Tony Blair will travel tomorrow to the Vatican to meet the Pope in preparation for his conversion to Roman Catholicism reports the Guardian.
Speculation that the outgoing Prime minister of England will seek admission to the Church has been circulating for quite some time. In part, the rumors have been fueled by the regular Mass attendance of Blair with his wife and four children.
Three years ago Fr. Timothy Russ, whose parish includes Chequers, the town near the Blair summer home, disclosed that the Prime Minister had asked him for advice on switching churches.
But Russ, according to the Telegraph, said Blair had "some way to go" on important moral issues because his views on abortion, stem cell research and other issues are at odds with Church teachings.
Amidst the flurry of guesswork, scant mention has been made of where Tony Blair stands on these issues, which remain a significant obstacle to his conversion.
Nevertheless, the Guardian’s sources say that, “Mr. Blair has been readied for this milestone in his spiritual life by a Royal Air Force chaplain, Father John Walsh, who for the past four years has been quietly slipping into Chequers, to say Mass for the Blair family on Saturday evenings.”
More than likely, a visit between the Prime Minister and the Pope will take place since Vatican sources confirmed his visit more than a week ago.

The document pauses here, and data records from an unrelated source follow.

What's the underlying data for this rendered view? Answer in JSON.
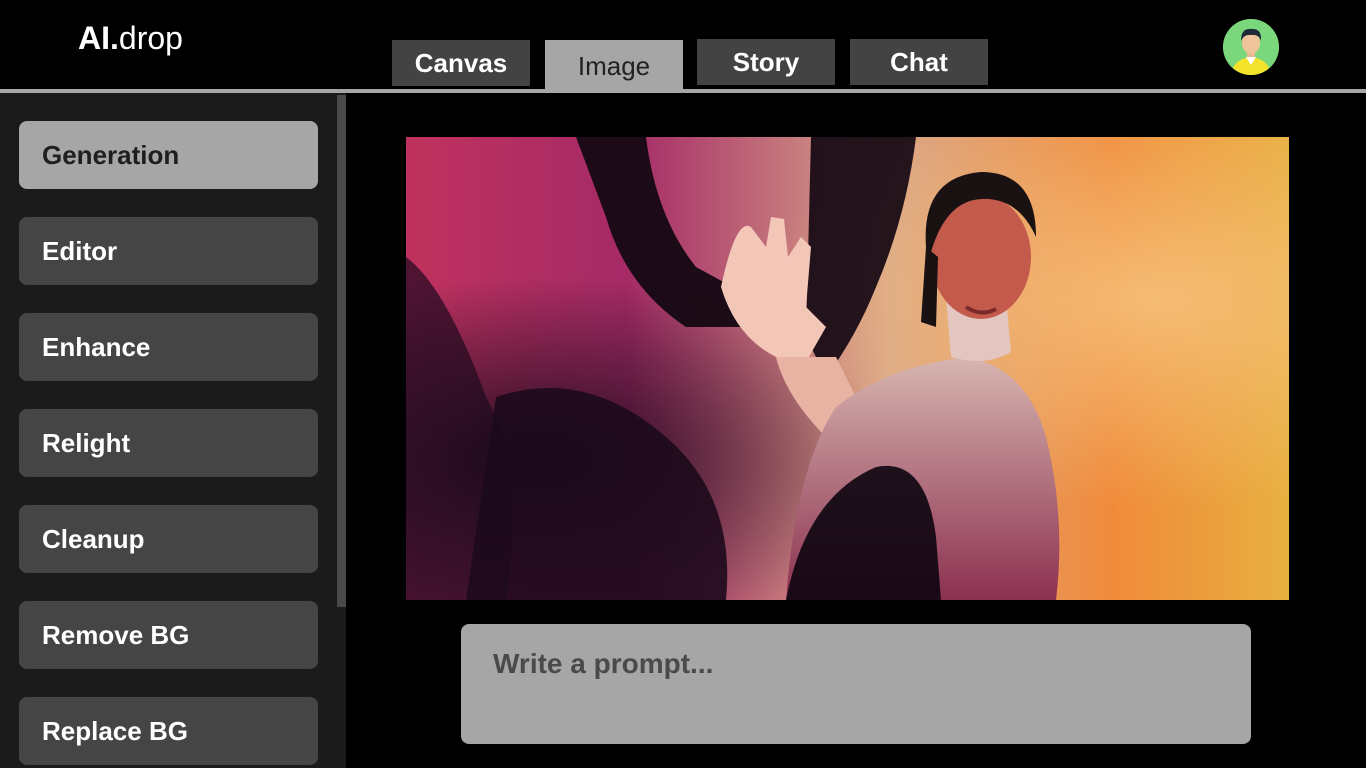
{
  "app": {
    "logo_bold": "AI.",
    "logo_light": "drop"
  },
  "tabs": [
    {
      "label": "Canvas",
      "active": false
    },
    {
      "label": "Image",
      "active": true
    },
    {
      "label": "Story",
      "active": false
    },
    {
      "label": "Chat",
      "active": false
    }
  ],
  "user": {
    "avatar_icon": "user-avatar-icon"
  },
  "sidebar": {
    "items": [
      {
        "label": "Generation",
        "active": true
      },
      {
        "label": "Editor",
        "active": false
      },
      {
        "label": "Enhance",
        "active": false
      },
      {
        "label": "Relight",
        "active": false
      },
      {
        "label": "Cleanup",
        "active": false
      },
      {
        "label": "Remove BG",
        "active": false
      },
      {
        "label": "Replace BG",
        "active": false
      }
    ]
  },
  "prompt": {
    "placeholder": "Write a prompt...",
    "value": ""
  },
  "colors": {
    "background": "#000000",
    "sidebar": "#1b1b1b",
    "button": "#454545",
    "active": "#a6a6a6",
    "avatar_bg": "#7bd77b"
  }
}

Also, yesterday a spokesman for the bishops in England and Wales reportedly said that a meeting had been set in which the environment and Middle East would be discussed by Mr. Blair and the Pope.
One potential obstacle to a meeting with the Pope is the EU summit continuing on into Saturday morning. However, diplomatic sources in London said this would be unlikely.
In what some of the media are reading as a clear sign that Blair will be welcomed into the Church soon, it has been reported that he will leave directly from his audience with Pope Benedict XVI to a lunch hosted by the Archbishop of Westminster, Cardinal Cormac Murphy-O'Connor, at the Venerable English College in Rome.
By attending the luncheon, Blair would be the first serving prime minister to set foot in the college, which centuries ago trained Roman Catholic priests for a clandestine return to protestant England and, often, an agonizing martyr's death at the hands of their Anglican persecutors.
Mrs. Blair will also be at the lunch, the archbishop's spokesman said. It was not known whether Mrs. Blair would accompany her husband to see the pope.